### [TASK GOAL]
Filter these entries so that only lines with the word "chevron" remain.

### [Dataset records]
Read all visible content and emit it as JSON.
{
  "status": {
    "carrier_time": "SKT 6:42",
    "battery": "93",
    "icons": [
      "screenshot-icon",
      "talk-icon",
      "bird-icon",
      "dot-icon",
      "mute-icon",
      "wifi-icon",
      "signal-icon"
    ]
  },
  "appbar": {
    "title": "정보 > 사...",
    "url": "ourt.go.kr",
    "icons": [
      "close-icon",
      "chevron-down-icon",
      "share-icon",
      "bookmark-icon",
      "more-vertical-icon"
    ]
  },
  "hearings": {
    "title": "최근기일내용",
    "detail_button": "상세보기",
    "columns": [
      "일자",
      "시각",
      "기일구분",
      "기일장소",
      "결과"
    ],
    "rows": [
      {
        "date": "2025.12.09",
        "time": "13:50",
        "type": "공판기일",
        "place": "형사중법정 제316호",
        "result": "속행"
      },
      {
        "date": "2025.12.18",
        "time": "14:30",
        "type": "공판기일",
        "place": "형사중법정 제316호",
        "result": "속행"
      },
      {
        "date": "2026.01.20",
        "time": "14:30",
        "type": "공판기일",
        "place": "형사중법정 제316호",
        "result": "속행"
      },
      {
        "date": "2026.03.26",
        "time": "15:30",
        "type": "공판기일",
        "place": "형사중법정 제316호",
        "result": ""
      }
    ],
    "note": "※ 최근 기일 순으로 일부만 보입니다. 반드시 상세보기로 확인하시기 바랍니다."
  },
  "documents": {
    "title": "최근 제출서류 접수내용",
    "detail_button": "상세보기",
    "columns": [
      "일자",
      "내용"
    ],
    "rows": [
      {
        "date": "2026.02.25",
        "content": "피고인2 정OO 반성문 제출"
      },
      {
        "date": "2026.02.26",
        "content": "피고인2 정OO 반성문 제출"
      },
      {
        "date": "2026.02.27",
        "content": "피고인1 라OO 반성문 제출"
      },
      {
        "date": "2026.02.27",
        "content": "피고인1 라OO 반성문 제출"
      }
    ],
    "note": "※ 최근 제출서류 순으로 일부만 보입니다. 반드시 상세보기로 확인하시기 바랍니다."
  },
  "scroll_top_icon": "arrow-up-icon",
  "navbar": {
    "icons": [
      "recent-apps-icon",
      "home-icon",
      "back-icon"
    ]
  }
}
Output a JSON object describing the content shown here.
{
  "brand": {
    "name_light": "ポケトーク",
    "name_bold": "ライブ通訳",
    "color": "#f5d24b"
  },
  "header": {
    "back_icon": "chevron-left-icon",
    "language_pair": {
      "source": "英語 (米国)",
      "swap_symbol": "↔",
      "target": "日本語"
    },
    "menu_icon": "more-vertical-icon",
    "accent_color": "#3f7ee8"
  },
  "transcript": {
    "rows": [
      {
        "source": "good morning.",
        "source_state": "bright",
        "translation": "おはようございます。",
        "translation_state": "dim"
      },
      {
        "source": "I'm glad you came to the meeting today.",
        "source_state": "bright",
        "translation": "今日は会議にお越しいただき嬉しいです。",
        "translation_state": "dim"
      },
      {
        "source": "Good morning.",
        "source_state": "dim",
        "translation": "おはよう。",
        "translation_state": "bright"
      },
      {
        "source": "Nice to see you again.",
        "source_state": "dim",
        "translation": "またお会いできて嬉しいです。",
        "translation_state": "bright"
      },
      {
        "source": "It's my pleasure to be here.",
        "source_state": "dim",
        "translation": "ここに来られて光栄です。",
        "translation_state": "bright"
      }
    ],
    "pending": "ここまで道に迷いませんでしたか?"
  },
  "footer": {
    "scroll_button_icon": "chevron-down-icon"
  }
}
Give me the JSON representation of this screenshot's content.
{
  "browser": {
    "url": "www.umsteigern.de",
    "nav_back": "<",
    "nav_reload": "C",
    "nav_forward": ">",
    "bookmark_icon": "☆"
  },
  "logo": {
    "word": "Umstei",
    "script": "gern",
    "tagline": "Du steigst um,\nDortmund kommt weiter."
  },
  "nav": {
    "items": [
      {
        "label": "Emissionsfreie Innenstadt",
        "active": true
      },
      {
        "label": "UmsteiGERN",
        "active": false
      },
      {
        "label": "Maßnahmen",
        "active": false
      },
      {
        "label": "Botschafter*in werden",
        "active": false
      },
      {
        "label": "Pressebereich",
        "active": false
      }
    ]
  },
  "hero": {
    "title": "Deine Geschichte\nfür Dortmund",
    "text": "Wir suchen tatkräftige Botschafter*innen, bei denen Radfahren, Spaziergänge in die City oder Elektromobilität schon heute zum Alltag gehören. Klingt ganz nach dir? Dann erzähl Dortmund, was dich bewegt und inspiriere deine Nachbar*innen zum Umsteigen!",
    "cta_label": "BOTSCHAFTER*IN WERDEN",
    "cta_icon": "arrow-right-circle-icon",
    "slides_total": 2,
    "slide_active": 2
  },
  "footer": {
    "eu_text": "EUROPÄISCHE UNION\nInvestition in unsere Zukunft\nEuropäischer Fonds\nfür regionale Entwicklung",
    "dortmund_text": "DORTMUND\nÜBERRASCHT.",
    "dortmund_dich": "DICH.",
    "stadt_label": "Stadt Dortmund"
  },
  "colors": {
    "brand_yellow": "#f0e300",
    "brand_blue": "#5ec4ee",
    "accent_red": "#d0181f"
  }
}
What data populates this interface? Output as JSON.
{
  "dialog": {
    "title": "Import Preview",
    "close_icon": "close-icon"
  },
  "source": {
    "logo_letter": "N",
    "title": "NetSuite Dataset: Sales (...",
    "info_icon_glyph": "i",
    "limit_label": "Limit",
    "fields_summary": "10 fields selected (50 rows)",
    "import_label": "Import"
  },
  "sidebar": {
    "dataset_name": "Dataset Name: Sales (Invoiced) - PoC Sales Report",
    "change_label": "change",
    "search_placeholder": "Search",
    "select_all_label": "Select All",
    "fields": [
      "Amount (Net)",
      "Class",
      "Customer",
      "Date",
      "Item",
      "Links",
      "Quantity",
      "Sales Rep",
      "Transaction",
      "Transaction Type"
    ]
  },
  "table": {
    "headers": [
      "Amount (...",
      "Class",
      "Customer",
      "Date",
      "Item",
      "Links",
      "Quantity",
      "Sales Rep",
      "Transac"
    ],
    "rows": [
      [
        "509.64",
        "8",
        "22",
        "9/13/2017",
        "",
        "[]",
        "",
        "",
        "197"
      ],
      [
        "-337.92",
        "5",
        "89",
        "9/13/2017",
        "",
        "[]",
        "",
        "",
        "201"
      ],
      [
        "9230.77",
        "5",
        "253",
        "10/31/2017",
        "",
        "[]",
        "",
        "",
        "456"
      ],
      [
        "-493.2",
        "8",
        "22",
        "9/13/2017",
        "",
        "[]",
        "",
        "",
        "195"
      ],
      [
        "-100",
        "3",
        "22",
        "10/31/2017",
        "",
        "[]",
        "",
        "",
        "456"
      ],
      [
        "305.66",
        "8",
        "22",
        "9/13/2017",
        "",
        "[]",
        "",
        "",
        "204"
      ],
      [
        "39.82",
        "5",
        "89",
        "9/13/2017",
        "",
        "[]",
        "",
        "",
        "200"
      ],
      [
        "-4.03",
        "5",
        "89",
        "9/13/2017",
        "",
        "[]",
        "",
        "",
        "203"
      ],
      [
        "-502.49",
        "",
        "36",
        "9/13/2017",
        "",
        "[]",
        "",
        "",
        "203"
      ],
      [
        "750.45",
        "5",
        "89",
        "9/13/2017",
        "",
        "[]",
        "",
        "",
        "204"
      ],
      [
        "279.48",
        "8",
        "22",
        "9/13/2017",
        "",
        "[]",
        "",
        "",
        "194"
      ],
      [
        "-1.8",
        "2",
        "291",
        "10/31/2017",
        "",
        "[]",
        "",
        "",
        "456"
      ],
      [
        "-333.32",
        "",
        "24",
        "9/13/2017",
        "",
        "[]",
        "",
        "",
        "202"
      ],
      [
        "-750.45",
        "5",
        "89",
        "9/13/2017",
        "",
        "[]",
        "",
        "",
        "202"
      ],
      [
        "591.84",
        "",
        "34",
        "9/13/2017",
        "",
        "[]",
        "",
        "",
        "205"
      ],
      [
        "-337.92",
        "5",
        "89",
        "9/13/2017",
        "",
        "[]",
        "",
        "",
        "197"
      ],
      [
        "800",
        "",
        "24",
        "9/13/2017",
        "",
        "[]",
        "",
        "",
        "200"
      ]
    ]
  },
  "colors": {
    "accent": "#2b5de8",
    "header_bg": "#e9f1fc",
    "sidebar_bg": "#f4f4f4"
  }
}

### [EXERCISE ANSWER]
      "chevron-down-icon",
    "back_icon": "chevron-left-icon",
    "scroll_button_icon": "chevron-down-icon"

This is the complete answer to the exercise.